Thursday, October 13, 2005
Ottawa Part Pas de Deux de Deux
The other masterclass that the NFB so graciously sponsored was film maker Paul Bush. This was a relaxed friday morning coffee in hand chat with Paul as he discussed his background,technique and philosophy about animation. The best thing that I like about Paul as an animator is his continual fearlessness of techniques to get across his ideas. Scratch film, pixellation, time-lapsed and film collage are the various tools he employs to challenge and further push animation as an art form. Paul's film were shown and then he would talk about the ideas, techniques and if we were lucky funny asides about the film. His Comedy was his first film and he used the scratch film technique etching away the dark negative on the film of Gustave Dore's engravings. You can see the same technique used in his bigger budget film, The Albatross.

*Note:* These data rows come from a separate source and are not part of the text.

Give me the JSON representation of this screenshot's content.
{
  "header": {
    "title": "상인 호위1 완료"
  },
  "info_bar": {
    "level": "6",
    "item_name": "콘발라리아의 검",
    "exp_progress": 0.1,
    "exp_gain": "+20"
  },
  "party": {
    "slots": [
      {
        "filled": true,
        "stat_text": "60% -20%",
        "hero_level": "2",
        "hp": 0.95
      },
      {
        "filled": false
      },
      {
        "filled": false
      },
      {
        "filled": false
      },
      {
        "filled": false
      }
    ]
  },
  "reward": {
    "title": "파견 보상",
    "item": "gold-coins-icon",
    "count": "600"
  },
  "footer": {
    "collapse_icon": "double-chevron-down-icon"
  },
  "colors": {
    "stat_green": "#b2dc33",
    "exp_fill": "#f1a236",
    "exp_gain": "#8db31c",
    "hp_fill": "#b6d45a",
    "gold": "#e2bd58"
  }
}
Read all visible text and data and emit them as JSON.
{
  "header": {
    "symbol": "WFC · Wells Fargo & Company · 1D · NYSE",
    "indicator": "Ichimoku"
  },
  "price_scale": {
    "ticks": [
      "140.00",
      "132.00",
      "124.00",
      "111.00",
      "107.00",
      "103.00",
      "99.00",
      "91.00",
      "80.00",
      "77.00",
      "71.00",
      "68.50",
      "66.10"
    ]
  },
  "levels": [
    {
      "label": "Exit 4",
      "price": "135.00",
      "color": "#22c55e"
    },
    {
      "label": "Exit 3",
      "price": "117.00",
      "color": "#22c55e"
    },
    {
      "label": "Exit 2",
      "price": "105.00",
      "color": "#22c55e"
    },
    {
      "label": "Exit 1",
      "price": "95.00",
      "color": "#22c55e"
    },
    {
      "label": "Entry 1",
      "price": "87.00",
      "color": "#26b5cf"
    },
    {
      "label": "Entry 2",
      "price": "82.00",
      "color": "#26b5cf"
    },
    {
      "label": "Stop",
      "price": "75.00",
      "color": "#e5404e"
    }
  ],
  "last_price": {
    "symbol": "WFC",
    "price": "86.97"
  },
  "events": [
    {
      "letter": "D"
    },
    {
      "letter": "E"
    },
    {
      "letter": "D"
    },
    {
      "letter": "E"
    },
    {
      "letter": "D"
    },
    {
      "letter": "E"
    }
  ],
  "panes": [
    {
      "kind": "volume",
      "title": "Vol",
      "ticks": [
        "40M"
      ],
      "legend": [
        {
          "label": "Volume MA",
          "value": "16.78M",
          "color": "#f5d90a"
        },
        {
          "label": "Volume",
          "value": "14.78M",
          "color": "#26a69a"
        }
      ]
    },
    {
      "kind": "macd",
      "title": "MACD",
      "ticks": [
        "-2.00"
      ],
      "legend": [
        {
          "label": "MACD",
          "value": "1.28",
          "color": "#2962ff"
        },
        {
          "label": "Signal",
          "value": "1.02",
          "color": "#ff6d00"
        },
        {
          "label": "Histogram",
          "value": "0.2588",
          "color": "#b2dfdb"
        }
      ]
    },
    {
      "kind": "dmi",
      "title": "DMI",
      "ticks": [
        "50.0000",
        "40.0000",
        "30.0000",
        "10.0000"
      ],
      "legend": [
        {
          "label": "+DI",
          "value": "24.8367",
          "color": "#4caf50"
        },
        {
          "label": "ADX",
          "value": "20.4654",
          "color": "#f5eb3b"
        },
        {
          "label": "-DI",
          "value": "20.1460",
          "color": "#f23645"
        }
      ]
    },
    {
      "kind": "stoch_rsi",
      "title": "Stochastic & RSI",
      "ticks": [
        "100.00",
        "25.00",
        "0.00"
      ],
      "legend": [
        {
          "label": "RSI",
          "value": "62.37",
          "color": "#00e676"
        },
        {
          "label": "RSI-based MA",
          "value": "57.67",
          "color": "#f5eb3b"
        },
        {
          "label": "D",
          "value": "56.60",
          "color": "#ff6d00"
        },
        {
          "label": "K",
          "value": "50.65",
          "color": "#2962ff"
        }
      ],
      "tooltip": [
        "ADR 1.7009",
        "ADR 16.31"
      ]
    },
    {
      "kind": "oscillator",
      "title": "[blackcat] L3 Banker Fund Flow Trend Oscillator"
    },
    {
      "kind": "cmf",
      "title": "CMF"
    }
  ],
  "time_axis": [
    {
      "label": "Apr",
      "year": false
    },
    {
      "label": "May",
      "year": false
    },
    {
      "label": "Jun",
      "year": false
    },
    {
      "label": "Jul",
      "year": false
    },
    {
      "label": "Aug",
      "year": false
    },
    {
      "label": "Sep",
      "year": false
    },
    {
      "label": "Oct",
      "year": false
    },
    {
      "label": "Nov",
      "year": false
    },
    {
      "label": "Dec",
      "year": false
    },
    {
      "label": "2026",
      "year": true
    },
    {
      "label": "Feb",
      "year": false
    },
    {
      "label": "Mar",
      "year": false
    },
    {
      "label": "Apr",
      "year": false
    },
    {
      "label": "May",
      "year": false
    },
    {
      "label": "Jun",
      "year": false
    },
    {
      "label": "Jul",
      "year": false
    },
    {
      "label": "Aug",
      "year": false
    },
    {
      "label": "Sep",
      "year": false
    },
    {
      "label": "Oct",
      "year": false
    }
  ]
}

In his talk he compared animation to just being a 3 hand card trick fooling the eye and that all one has to do is set up the idea and the viewer fills in the gaps. You can see this in his Dr. Jekyll and Mr. Hyde where two people play the lead role as he continually changes between actors. The changes happen quick or slow according to mood, tempo and drama. We, as the viewer are fully aware of the film trick but get captivated by it at the same time. Keep the idea simple he stressed, as long as there is something happening for the viewer that is important.
My favorite film that was shown in the retrospective of his work was Bugsby Berkeley's tribute to Mae West. It is a four panelled split screen of the male penis from arousal to not using time-lapsed photography. It is hilarious and uncomfortable at the same time. Paul Bush's films are where boundaries are pushed and life lessons are dealt in this 3 hand card trick that we are happily fooled by ever time.